April 10, 2015, 10:00am ET - 11:15am ET

The Economic Impacts of the Affordable Care Act

The United States recently marked the fifth anniversary of the Affordable Care Act. Over the five years since the law passed, our health care system has seen considerable progress, including a dramatic expansion of health insurance coverage, historically slow growth in health care costs, and striking improvements in the quality of patient care.

April 2, 2015, 10:00am ET - 11:00am ET

Injustices: The Supreme Court’s History of Comforting the Comfortable and Afflicting the Afflicted

Few American institutions have inflicted greater suffering on ordinary people than the Supreme Court of the United States. As Center for American Progress Senior Fellow Ian Millhiser explains in his new book, Injustices: The Supreme Court’s History of Comforting the Comfortable and Afflicting the Afflicted, Supreme Court justices have shaped a nation where children could toil in coal mines, citizens could be forced into internment camps because of their race, and women could be sterilized against their wills by state law. The Court was the midwife of Jim Crow, the right hand of union busters, and the dead hand of the Confederacy. And the modern Court is not a vast improvement, with its incursions on voting rights and its willingness to place elections for sale.

Please join CAP for a conversation between Millhiser and Supreme Court journalist Jeffrey Toobin, as they discuss Injustices and its implications for how progressives should approach the judiciary.

Copies of Injustices will be available for purchase at the event.

April 1, 2015, 12:00pm ET - 1:00pm ET

Inside the Labyrinth: Undocumented Students in Higher Education

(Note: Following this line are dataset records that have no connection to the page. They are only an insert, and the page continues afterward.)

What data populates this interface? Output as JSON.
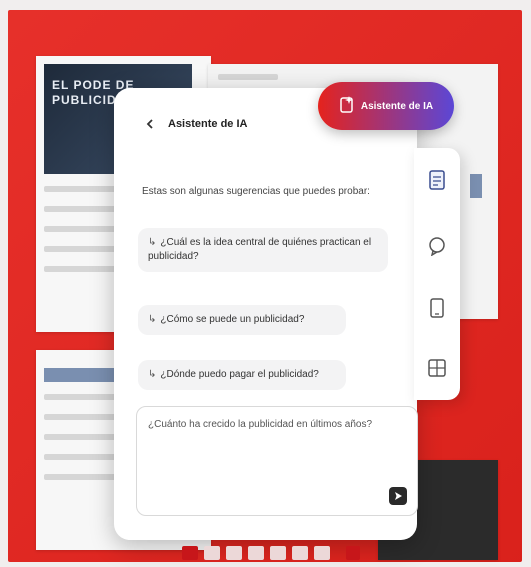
{
  "cover": {
    "title_lines": [
      "EL PODE DE",
      "PUBLICIDA"
    ]
  },
  "ai_button": {
    "label": "Asistente de IA",
    "bg_from": "#e5231d",
    "bg_to": "#5b47d6",
    "icon": "sparkle-document-icon"
  },
  "panel": {
    "title": "Asistente de IA",
    "back_icon": "chevron-left-icon",
    "intro": "Estas son algunas sugerencias que puedes probar:",
    "suggestions": [
      "¿Cuál es la idea central de quiénes practican el publicidad?",
      "¿Cómo se puede un publicidad?",
      "¿Dónde puedo pagar el publicidad?"
    ],
    "suggestion_arrow": "↳",
    "composer_placeholder": "¿Cuánto ha crecido la publicidad en últimos años?",
    "send_icon": "send-icon"
  },
  "rail": {
    "items": [
      {
        "icon": "document-icon"
      },
      {
        "icon": "chat-bubble-icon"
      },
      {
        "icon": "mobile-icon"
      },
      {
        "icon": "grid-layout-icon"
      }
    ]
  },
  "colors": {
    "frame": "#e5231d",
    "accent": "#c7161a"
  },
  "pagination": {
    "dot_count": 7,
    "active_index": 0
  }
}
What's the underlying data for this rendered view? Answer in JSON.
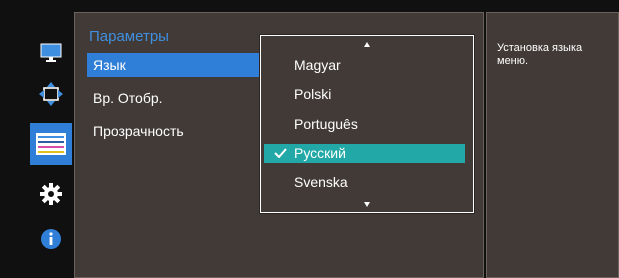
{
  "colors": {
    "background": "#101010",
    "panel": "#413a36",
    "menu_title": "#3f8fe0",
    "menu_highlight": "#2f7fd8",
    "dropdown_highlight": "#22a8a6",
    "text": "#ffffff"
  },
  "sidebar": {
    "icons": [
      {
        "name": "monitor-icon"
      },
      {
        "name": "position-icon"
      },
      {
        "name": "color-bars-icon"
      },
      {
        "name": "gear-icon"
      },
      {
        "name": "info-icon"
      }
    ]
  },
  "menu": {
    "title": "Параметры",
    "items": [
      {
        "label": "Язык",
        "selected": true
      },
      {
        "label": "Вр. Отобр.",
        "selected": false
      },
      {
        "label": "Прозрачность",
        "selected": false
      }
    ]
  },
  "dropdown": {
    "options": [
      {
        "label": "Magyar",
        "selected": false
      },
      {
        "label": "Polski",
        "selected": false
      },
      {
        "label": "Português",
        "selected": false
      },
      {
        "label": "Русский",
        "selected": true
      },
      {
        "label": "Svenska",
        "selected": false
      }
    ],
    "scroll_up_icon": "arrow-up-icon",
    "scroll_down_icon": "arrow-down-icon"
  },
  "help": {
    "text": "Установка языка меню."
  }
}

A distinguished panel will discuss the findings of a new report, In the Shadows of the Ivory Tower: Undocumented Undergraduates and the Liminal State of Immigration Reform, focused on the experiences of undocumented students navigating the stressful landscape of current immigration laws, uneven state and university policies, and few campus resources. The panel will present lessons learned from the experiences of students and a potential path forward amidst an uncertain political climate.

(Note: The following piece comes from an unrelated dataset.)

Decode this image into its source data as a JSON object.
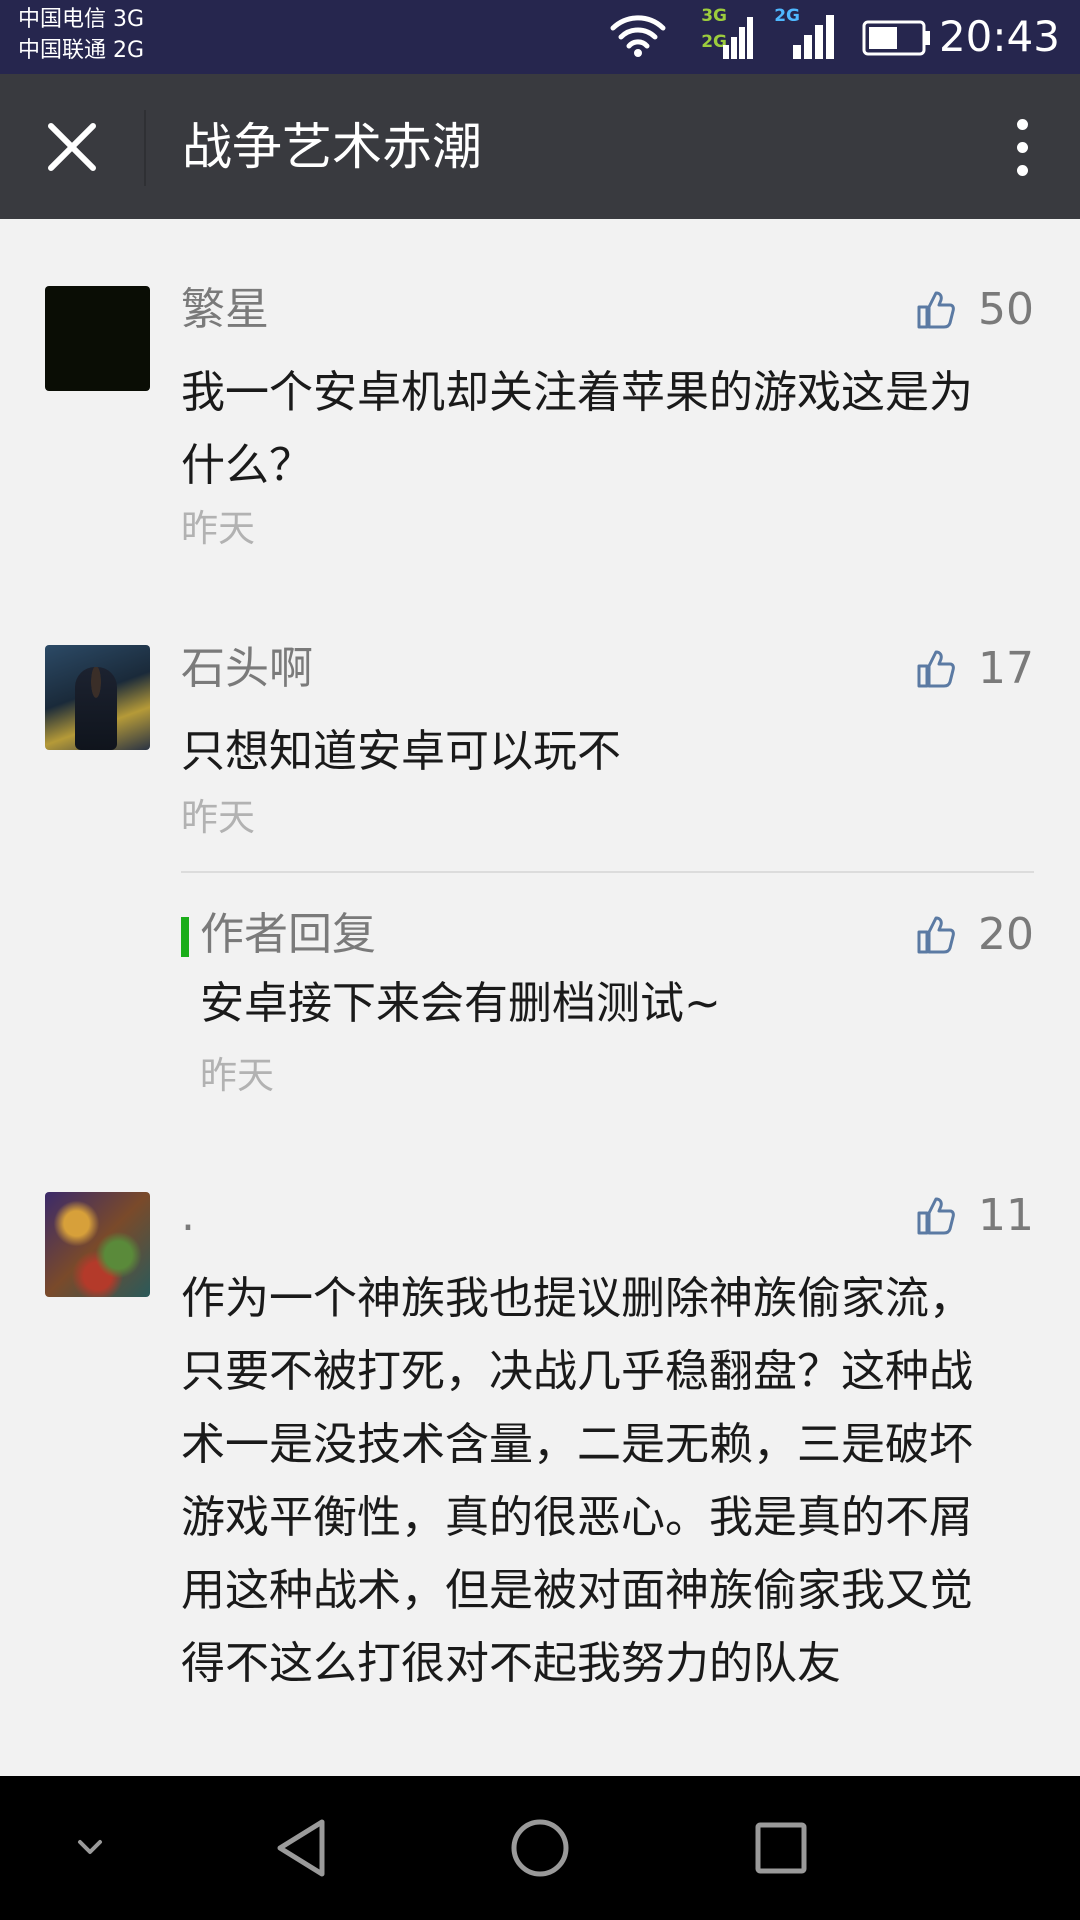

March 31, 2015, 9:30am ET - 11:00am ET

‘Balancing Act in America’s Playground’ and ‘Our Canyon Lands’

Please join the Center for American Progress and the D.C. Environmental Film Festival for a screening of the films "Balancing Act in America's Playground" and "Our Canyon Lands."

March 26, 2015, 6:30pm ET - 8:00pm ET

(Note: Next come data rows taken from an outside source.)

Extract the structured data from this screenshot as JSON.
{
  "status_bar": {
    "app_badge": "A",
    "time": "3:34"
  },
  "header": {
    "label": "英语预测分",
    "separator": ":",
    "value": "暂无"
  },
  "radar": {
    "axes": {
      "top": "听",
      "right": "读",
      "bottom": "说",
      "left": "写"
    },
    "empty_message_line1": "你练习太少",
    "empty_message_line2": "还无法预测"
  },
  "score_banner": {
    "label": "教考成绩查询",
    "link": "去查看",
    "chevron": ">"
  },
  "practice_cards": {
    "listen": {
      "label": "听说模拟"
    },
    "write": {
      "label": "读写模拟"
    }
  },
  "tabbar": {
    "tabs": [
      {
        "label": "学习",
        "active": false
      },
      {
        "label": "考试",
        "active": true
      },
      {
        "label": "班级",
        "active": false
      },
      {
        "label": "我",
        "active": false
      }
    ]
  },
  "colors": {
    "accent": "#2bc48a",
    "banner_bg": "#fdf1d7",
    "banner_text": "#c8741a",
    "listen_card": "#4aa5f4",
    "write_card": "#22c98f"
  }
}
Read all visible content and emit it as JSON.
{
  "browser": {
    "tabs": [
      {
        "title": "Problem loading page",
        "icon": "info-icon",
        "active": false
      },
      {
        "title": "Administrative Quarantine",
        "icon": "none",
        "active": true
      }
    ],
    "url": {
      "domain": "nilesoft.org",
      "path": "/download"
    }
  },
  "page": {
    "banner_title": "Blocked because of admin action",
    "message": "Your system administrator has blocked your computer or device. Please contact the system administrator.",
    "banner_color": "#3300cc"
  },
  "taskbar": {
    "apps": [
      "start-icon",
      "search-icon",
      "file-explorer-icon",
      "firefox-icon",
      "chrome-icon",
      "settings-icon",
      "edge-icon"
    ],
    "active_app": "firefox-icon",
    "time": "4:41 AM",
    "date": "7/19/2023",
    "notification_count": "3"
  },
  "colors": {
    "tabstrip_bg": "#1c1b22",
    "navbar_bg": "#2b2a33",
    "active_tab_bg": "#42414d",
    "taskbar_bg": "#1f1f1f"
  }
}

Expanding Access to Solar Energy for All American Households

In recent years, electricity generation from renewable resources has surged. Rooftop solar, in particular, is experiencing exponential growth. And it is not just wealthy households that are reaping the benefits of rooftop solar. Research shows that increasing numbers of middle-class households are adopting solar energy, while several states have implemented policies to ensure that low-income communities have access to solar power.

Faced with this competition, some electric utilities and fossil-fuel interests are mounting state-based campaigns to slow or stop the development of renewable energy. These groups argue that solar energy only benefits wealthier Americans at the expense of the poor—a claim that runs counter to the facts. All Americans should be able to choose cleaner energy alternatives, both to protect their interests as consumers and to respond to the threat of climate change.

This event will explore state and federal policy options to ensure equitable access to renewable energy, including initiatives the California State Legislature is pursuing that could serve as a national model.

March 25, 2015, 10:00am ET - 11:00am ET

Expanding Opportunity in America’s Urban Areas

Our nation's urban centers are the engines of the U.S. economy, and in recent years, more Americans are moving to these communities. Despite the growing popularity of living in urban areas, these communities face a number of ongoing challenges, from housing and transportation to education and workforce accessibility.

March 23, 2015, 10:00am ET - 11:15am ET